Take the data below and write it out exactly, except for the pictures.

[[ INFORMATION SUPPLIED, beginning ]]

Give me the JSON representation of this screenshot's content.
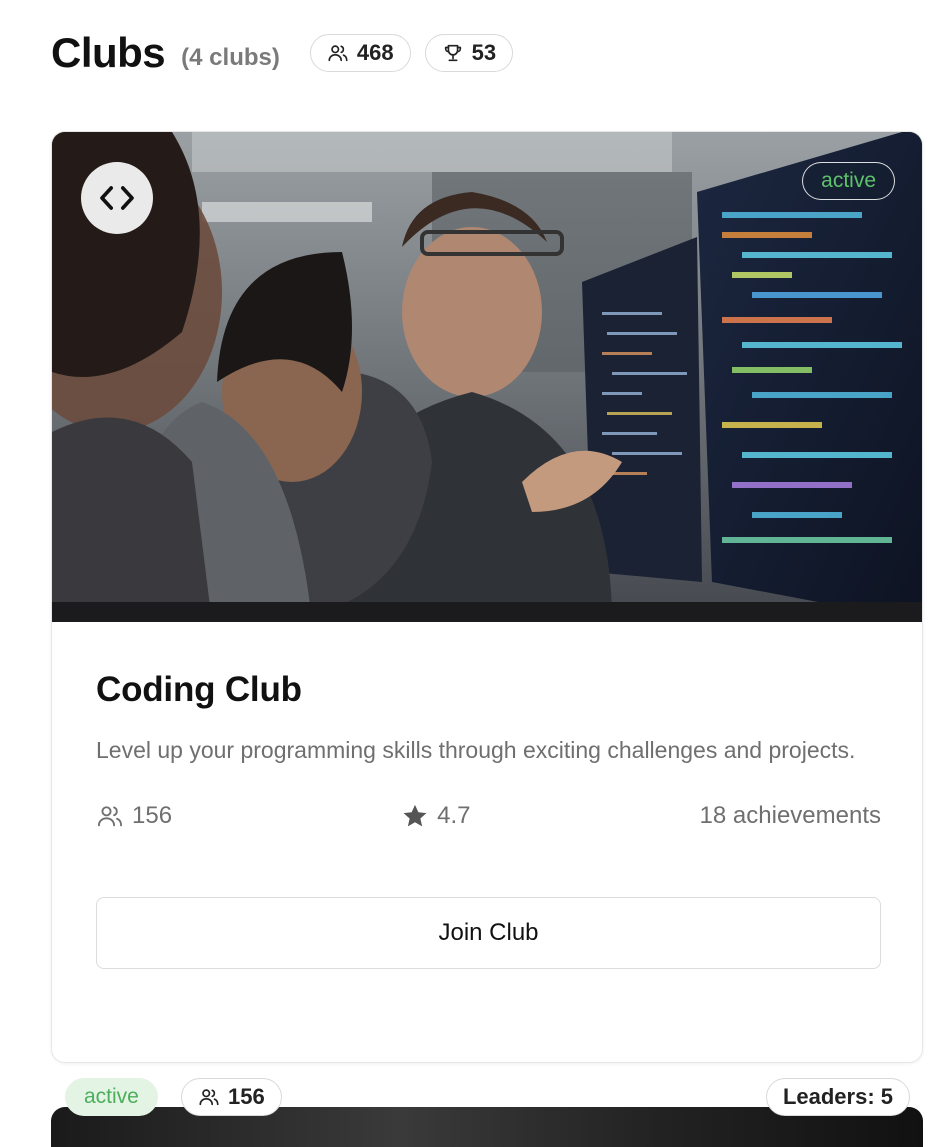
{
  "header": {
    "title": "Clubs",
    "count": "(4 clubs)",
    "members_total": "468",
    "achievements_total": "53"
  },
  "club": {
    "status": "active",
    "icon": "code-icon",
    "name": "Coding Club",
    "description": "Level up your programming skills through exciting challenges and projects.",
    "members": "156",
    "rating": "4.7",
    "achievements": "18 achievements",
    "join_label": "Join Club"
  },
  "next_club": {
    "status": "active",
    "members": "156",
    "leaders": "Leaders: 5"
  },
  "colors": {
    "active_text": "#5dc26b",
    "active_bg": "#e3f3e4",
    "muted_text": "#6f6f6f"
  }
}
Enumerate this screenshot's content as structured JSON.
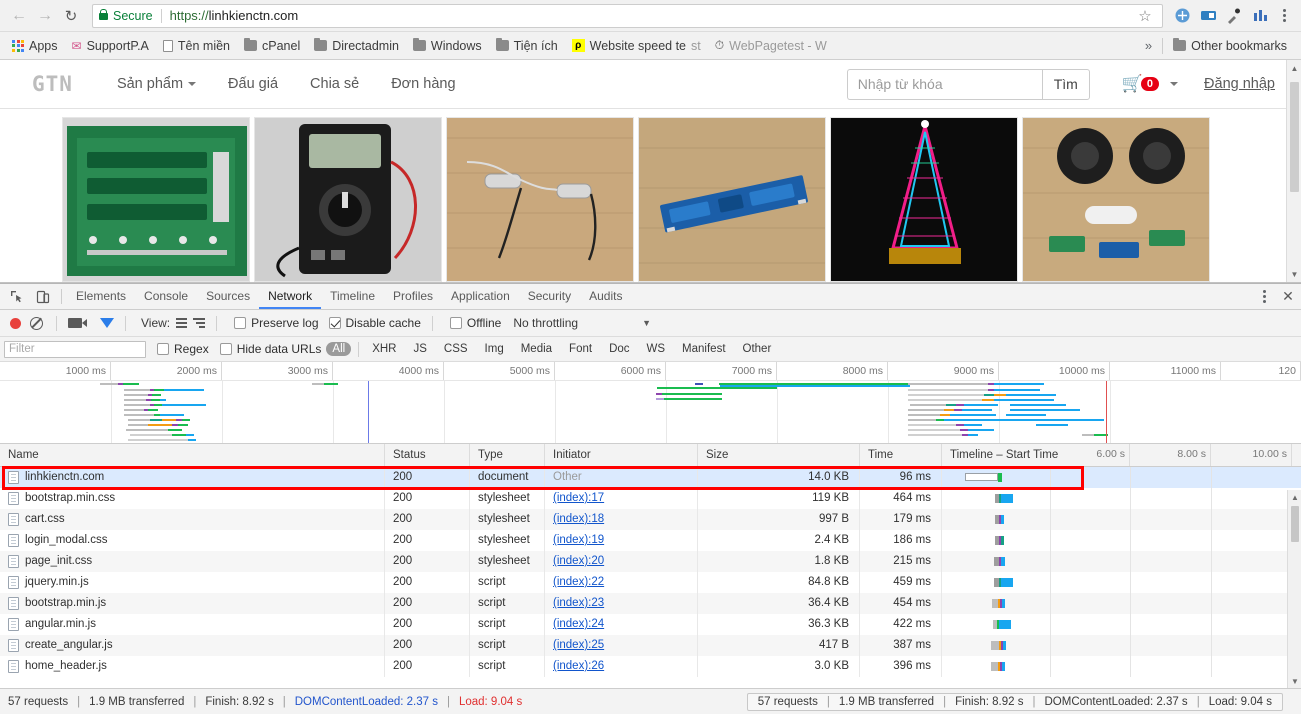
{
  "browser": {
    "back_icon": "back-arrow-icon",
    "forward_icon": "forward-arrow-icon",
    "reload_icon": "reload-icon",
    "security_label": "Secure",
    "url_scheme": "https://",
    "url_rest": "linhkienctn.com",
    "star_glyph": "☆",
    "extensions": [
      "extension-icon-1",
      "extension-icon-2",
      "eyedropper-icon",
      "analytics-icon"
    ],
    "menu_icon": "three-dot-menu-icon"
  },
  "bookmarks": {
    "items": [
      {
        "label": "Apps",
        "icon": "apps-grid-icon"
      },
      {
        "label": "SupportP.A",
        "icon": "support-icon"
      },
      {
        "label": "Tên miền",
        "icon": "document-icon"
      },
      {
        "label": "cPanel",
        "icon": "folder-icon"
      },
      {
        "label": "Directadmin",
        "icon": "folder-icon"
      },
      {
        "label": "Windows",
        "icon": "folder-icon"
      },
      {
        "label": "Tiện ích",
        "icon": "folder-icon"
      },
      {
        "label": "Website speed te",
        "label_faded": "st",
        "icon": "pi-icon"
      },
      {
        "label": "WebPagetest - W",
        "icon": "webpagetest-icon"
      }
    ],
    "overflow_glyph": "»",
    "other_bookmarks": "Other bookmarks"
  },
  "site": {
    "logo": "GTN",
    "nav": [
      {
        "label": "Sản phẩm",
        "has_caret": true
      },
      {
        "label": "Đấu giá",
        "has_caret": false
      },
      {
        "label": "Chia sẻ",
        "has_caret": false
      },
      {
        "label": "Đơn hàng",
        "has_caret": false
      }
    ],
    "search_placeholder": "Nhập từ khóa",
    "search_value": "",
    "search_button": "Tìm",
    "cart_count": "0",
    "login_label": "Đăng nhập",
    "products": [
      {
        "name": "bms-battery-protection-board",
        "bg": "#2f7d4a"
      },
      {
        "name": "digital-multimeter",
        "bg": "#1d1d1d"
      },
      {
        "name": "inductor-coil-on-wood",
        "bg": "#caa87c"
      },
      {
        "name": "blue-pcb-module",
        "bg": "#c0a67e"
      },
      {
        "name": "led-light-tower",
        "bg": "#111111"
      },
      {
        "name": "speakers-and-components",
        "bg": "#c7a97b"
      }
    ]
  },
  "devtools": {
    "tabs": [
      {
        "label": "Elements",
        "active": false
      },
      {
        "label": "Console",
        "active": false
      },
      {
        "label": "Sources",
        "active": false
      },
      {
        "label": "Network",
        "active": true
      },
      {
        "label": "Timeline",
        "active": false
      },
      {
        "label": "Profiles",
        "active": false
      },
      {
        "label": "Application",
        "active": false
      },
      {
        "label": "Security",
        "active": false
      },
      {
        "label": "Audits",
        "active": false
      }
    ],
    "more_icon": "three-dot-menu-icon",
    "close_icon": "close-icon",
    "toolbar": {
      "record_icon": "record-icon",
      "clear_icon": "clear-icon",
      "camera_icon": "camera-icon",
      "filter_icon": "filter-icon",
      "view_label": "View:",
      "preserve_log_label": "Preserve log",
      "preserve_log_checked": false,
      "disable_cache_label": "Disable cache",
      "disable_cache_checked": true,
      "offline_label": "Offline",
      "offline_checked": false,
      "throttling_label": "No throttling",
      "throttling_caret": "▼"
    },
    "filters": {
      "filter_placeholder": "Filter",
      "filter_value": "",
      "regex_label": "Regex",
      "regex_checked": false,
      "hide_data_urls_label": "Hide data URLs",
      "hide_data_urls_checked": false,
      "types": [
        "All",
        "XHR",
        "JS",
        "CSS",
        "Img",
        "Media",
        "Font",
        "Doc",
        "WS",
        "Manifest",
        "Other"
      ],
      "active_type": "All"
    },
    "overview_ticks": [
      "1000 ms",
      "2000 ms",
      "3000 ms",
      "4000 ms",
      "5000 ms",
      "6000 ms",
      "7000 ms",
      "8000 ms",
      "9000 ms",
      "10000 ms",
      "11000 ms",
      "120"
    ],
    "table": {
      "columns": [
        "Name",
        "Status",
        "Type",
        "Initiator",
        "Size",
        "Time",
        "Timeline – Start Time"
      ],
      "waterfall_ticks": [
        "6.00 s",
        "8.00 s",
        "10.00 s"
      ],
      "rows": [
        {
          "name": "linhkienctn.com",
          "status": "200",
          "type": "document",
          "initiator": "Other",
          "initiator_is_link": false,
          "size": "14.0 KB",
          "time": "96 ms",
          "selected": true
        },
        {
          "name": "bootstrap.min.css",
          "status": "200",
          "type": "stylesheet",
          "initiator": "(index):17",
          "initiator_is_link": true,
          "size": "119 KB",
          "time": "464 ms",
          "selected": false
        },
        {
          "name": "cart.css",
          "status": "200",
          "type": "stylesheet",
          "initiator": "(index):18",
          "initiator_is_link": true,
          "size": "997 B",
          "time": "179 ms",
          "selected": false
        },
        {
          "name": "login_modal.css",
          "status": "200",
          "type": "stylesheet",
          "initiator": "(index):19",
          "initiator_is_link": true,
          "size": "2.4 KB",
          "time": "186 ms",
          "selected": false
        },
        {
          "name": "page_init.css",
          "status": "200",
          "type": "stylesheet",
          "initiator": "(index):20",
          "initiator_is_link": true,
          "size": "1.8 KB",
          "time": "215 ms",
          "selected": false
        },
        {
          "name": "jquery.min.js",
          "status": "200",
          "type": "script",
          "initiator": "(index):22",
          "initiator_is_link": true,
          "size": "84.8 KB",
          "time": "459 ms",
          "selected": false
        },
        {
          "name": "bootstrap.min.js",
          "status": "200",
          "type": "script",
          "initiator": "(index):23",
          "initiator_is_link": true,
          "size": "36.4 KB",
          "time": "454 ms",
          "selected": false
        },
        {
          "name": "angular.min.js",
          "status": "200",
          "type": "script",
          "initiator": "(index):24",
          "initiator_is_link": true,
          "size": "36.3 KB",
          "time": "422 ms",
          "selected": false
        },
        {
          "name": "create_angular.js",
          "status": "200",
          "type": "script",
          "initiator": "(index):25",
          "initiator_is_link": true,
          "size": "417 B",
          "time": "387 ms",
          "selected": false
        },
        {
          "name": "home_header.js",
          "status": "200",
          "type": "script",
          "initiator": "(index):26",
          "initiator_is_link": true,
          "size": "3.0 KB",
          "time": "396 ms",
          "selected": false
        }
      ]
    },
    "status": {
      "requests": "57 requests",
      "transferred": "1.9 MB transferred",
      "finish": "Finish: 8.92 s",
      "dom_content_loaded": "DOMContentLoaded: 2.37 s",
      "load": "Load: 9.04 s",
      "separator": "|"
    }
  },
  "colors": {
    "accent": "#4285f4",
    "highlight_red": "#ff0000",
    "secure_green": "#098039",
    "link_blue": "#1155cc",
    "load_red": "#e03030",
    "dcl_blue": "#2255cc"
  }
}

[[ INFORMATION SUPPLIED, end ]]

ANSWER FOR THIS EXERCISE:
Give me the JSON representation of this screenshot's content.
{
  "header": {
    "title": "Clubs",
    "count": "(4 clubs)",
    "members_total": "468",
    "achievements_total": "53"
  },
  "club": {
    "status": "active",
    "icon": "code-icon",
    "name": "Coding Club",
    "description": "Level up your programming skills through exciting challenges and projects.",
    "members": "156",
    "rating": "4.7",
    "achievements": "18 achievements",
    "join_label": "Join Club"
  },
  "next_club": {
    "status": "active",
    "members": "156",
    "leaders": "Leaders: 5"
  },
  "colors": {
    "active_text": "#5dc26b",
    "active_bg": "#e3f3e4",
    "muted_text": "#6f6f6f"
  }
}
Enumerate this screenshot's content as structured JSON.
{
  "browser": {
    "back_icon": "back-arrow-icon",
    "forward_icon": "forward-arrow-icon",
    "reload_icon": "reload-icon",
    "security_label": "Secure",
    "url_scheme": "https://",
    "url_rest": "linhkienctn.com",
    "star_glyph": "☆",
    "extensions": [
      "extension-icon-1",
      "extension-icon-2",
      "eyedropper-icon",
      "analytics-icon"
    ],
    "menu_icon": "three-dot-menu-icon"
  },
  "bookmarks": {
    "items": [
      {
        "label": "Apps",
        "icon": "apps-grid-icon"
      },
      {
        "label": "SupportP.A",
        "icon": "support-icon"
      },
      {
        "label": "Tên miền",
        "icon": "document-icon"
      },
      {
        "label": "cPanel",
        "icon": "folder-icon"
      },
      {
        "label": "Directadmin",
        "icon": "folder-icon"
      },
      {
        "label": "Windows",
        "icon": "folder-icon"
      },
      {
        "label": "Tiện ích",
        "icon": "folder-icon"
      },
      {
        "label": "Website speed te",
        "label_faded": "st",
        "icon": "pi-icon"
      },
      {
        "label": "WebPagetest - W",
        "icon": "webpagetest-icon"
      }
    ],
    "overflow_glyph": "»",
    "other_bookmarks": "Other bookmarks"
  },
  "site": {
    "logo": "GTN",
    "nav": [
      {
        "label": "Sản phẩm",
        "has_caret": true
      },
      {
        "label": "Đấu giá",
        "has_caret": false
      },
      {
        "label": "Chia sẻ",
        "has_caret": false
      },
      {
        "label": "Đơn hàng",
        "has_caret": false
      }
    ],
    "search_placeholder": "Nhập từ khóa",
    "search_value": "",
    "search_button": "Tìm",
    "cart_count": "0",
    "login_label": "Đăng nhập",
    "products": [
      {
        "name": "bms-battery-protection-board",
        "bg": "#2f7d4a"
      },
      {
        "name": "digital-multimeter",
        "bg": "#1d1d1d"
      },
      {
        "name": "inductor-coil-on-wood",
        "bg": "#caa87c"
      },
      {
        "name": "blue-pcb-module",
        "bg": "#c0a67e"
      },
      {
        "name": "led-light-tower",
        "bg": "#111111"
      },
      {
        "name": "speakers-and-components",
        "bg": "#c7a97b"
      }
    ]
  },
  "devtools": {
    "tabs": [
      {
        "label": "Elements",
        "active": false
      },
      {
        "label": "Console",
        "active": false
      },
      {
        "label": "Sources",
        "active": false
      },
      {
        "label": "Network",
        "active": true
      },
      {
        "label": "Timeline",
        "active": false
      },
      {
        "label": "Profiles",
        "active": false
      },
      {
        "label": "Application",
        "active": false
      },
      {
        "label": "Security",
        "active": false
      },
      {
        "label": "Audits",
        "active": false
      }
    ],
    "more_icon": "three-dot-menu-icon",
    "close_icon": "close-icon",
    "toolbar": {
      "record_icon": "record-icon",
      "clear_icon": "clear-icon",
      "camera_icon": "camera-icon",
      "filter_icon": "filter-icon",
      "view_label": "View:",
      "preserve_log_label": "Preserve log",
      "preserve_log_checked": false,
      "disable_cache_label": "Disable cache",
      "disable_cache_checked": true,
      "offline_label": "Offline",
      "offline_checked": false,
      "throttling_label": "No throttling",
      "throttling_caret": "▼"
    },
    "filters": {
      "filter_placeholder": "Filter",
      "filter_value": "",
      "regex_label": "Regex",
      "regex_checked": false,
      "hide_data_urls_label": "Hide data URLs",
      "hide_data_urls_checked": false,
      "types": [
        "All",
        "XHR",
        "JS",
        "CSS",
        "Img",
        "Media",
        "Font",
        "Doc",
        "WS",
        "Manifest",
        "Other"
      ],
      "active_type": "All"
    },
    "overview_ticks": [
      "1000 ms",
      "2000 ms",
      "3000 ms",
      "4000 ms",
      "5000 ms",
      "6000 ms",
      "7000 ms",
      "8000 ms",
      "9000 ms",
      "10000 ms",
      "11000 ms",
      "120"
    ],
    "table": {
      "columns": [
        "Name",
        "Status",
        "Type",
        "Initiator",
        "Size",
        "Time",
        "Timeline – Start Time"
      ],
      "waterfall_ticks": [
        "6.00 s",
        "8.00 s",
        "10.00 s"
      ],
      "rows": [
        {
          "name": "linhkienctn.com",
          "status": "200",
          "type": "document",
          "initiator": "Other",
          "initiator_is_link": false,
          "size": "14.0 KB",
          "time": "96 ms",
          "selected": true
        },
        {
          "name": "bootstrap.min.css",
          "status": "200",
          "type": "stylesheet",
          "initiator": "(index):17",
          "initiator_is_link": true,
          "size": "119 KB",
          "time": "464 ms",
          "selected": false
        },
        {
          "name": "cart.css",
          "status": "200",
          "type": "stylesheet",
          "initiator": "(index):18",
          "initiator_is_link": true,
          "size": "997 B",
          "time": "179 ms",
          "selected": false
        },
        {
          "name": "login_modal.css",
          "status": "200",
          "type": "stylesheet",
          "initiator": "(index):19",
          "initiator_is_link": true,
          "size": "2.4 KB",
          "time": "186 ms",
          "selected": false
        },
        {
          "name": "page_init.css",
          "status": "200",
          "type": "stylesheet",
          "initiator": "(index):20",
          "initiator_is_link": true,
          "size": "1.8 KB",
          "time": "215 ms",
          "selected": false
        },
        {
          "name": "jquery.min.js",
          "status": "200",
          "type": "script",
          "initiator": "(index):22",
          "initiator_is_link": true,
          "size": "84.8 KB",
          "time": "459 ms",
          "selected": false
        },
        {
          "name": "bootstrap.min.js",
          "status": "200",
          "type": "script",
          "initiator": "(index):23",
          "initiator_is_link": true,
          "size": "36.4 KB",
          "time": "454 ms",
          "selected": false
        },
        {
          "name": "angular.min.js",
          "status": "200",
          "type": "script",
          "initiator": "(index):24",
          "initiator_is_link": true,
          "size": "36.3 KB",
          "time": "422 ms",
          "selected": false
        },
        {
          "name": "create_angular.js",
          "status": "200",
          "type": "script",
          "initiator": "(index):25",
          "initiator_is_link": true,
          "size": "417 B",
          "time": "387 ms",
          "selected": false
        },
        {
          "name": "home_header.js",
          "status": "200",
          "type": "script",
          "initiator": "(index):26",
          "initiator_is_link": true,
          "size": "3.0 KB",
          "time": "396 ms",
          "selected": false
        }
      ]
    },
    "status": {
      "requests": "57 requests",
      "transferred": "1.9 MB transferred",
      "finish": "Finish: 8.92 s",
      "dom_content_loaded": "DOMContentLoaded: 2.37 s",
      "load": "Load: 9.04 s",
      "separator": "|"
    }
  },
  "colors": {
    "accent": "#4285f4",
    "highlight_red": "#ff0000",
    "secure_green": "#098039",
    "link_blue": "#1155cc",
    "load_red": "#e03030",
    "dcl_blue": "#2255cc"
  }
}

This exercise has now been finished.